Richardson & Peat delivered a £1.4 million centre designed to help autistic children thrive in mainstream school. With limited space in which to work and the project having to be carried out during term-time to ensure its readiness for the new term in September, the building contractors built the centre on top of an existing school building in a mere six months without disruption to daily school life.
Hinchley Wood in Esher is one of four high-achieving Surrey schools selected to open centres specifically for educating secondary-age children with autism. The centres, a joint initiative between the National Autistic Society (NAS) and Surrey County Council, will provide specialist support for 80 pupils with autism. It will allow the children to stay in mainstream Surrey schools and save taxpayers £1.7m annually.

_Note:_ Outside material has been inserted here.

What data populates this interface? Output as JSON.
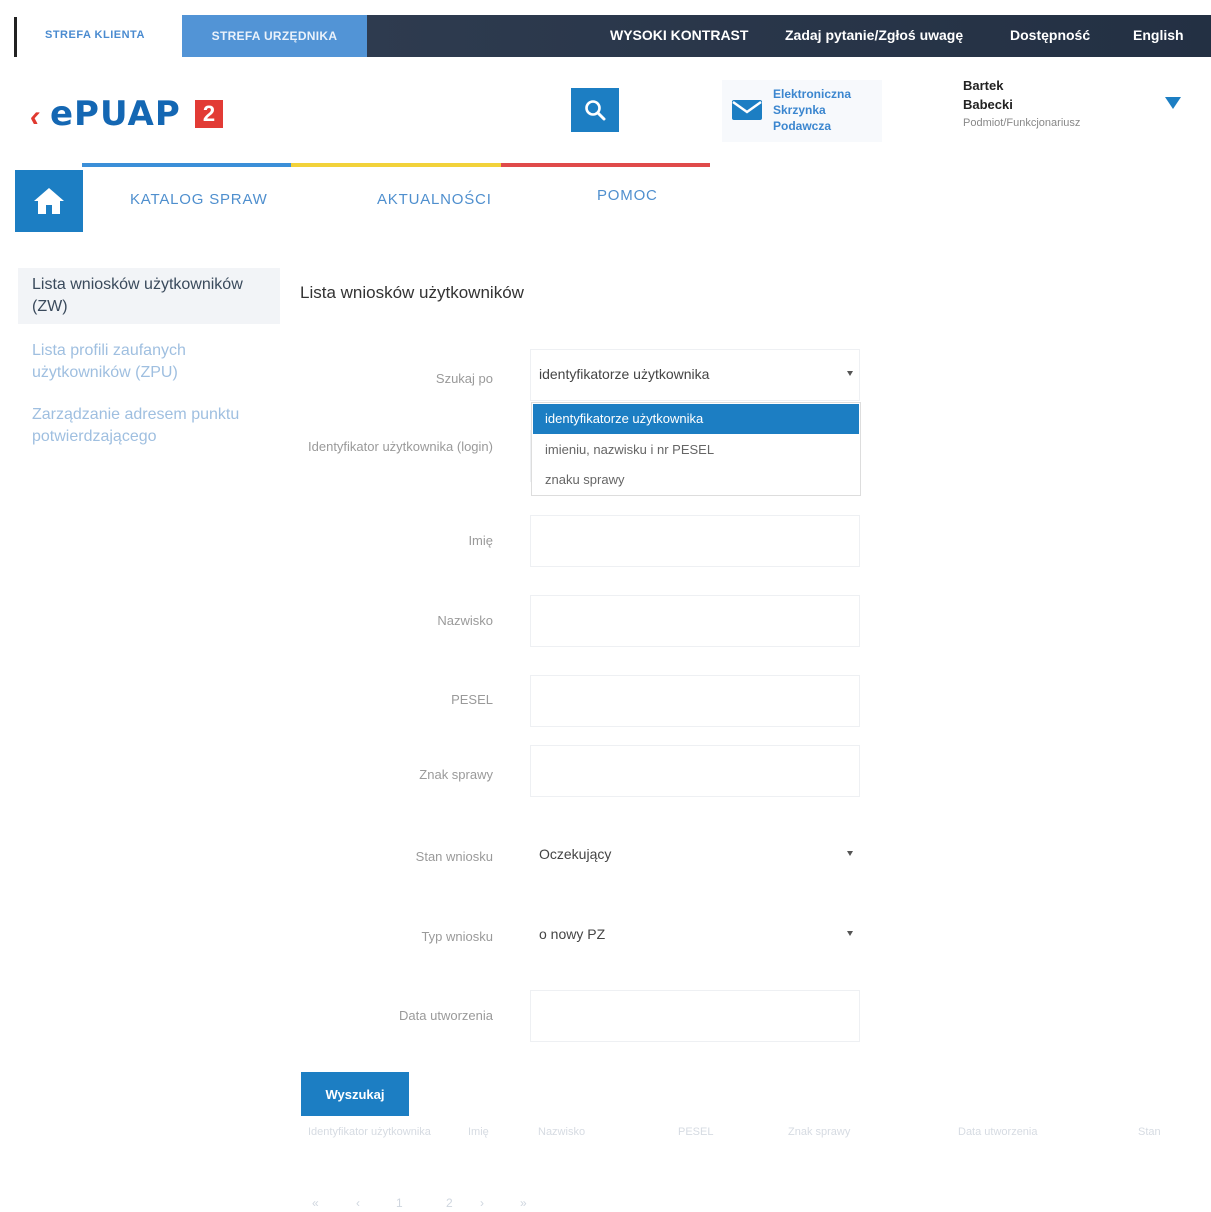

Appointed by the National Autistic Society (NAS) who managed the Hinchley Wood School project on behalf of the Cullum Family Trust, Richardson & Peat have built three of the county’s four autism centres. Their experience and expertise in the sector proved invaluable at Hinchley Wood as the clients required the centre to be constructed on top of an existing single-story, flat-roof school building.
Martin Peat, Commercial Director for Richardson & Peat, commented: “NAS decided we were the right people for the Hinchley Wood project as it’s the third centre we’ve built for them. The build came with all the challenges you’d expect when working in a school environment. Poor access to the site and the tight space in which we had to work added to the challenge. When NAS came to us with the plans they trusted us to make them work. We didn’t let them down.”
Hinchley Wood School’s autism centre includes two science labs and a drama studio. It features single and two-storey sections. Built on top of a school building, a large portion of the new centre overhangs the existing structure. To complete this potentially complex build and with time of the essence to create a building which could support itself off another structure, Richardson & Peat manufactured the new centre’s timber frame shell offsite before transporting it to site for installation. The main structure was extended on either side to house a drama centre and a stairwell to connect the upper and lower parts of the new building. To ensure works caused minimal disruption to the school’s daily operations, Richardson & Peat drew-up a coordinated construction programme in order to limit the use of heavy machinery on site.
With the centre’s 820m2 structure in place, Richardson & Peat were required to create a suitable interior in which autistic could learn and play in safety. In order to facilitate this, they built a number of curved walls and areas of clear sight, with consideration given to the coordination of the interior’s colour scheme to enable a contented environment. High ceilings and windows were also required along with several break-out spaces.
Martin Peat commented: “Despite the limitations of working in a tight area that was essentially landlocked, we managed to deliver a centre that will make mainstream school life more comfortable for autistic children and provide them with an environment in which they can thrive.”
Richardson & Peat work on a range of projects from major residential schemes to bespoke homes, new build and refurbishment projects spanning education, health, commercial and private construction. The company, which is based in Shefford, Bedfordshire, places an emphasis on energy, efficiency and sustainability through to Passivhaus construction and passive principles.
Their adroit professionalism ensured the Hinchley Wood School project was completed to the client’s strict seven-month deadline. The centre will open for the first time in September as a safe, aesthetically-pleasing, practical place of learning for autistic children for many years to come.
Richardson & Peat build pioneering centre to support development of autistic students in mainstream schoolMartin Peat | June 23, 2015
Richardson & Peat deliver centre to help autistic children fulfil school potentialMartin Peat | August 19, 2014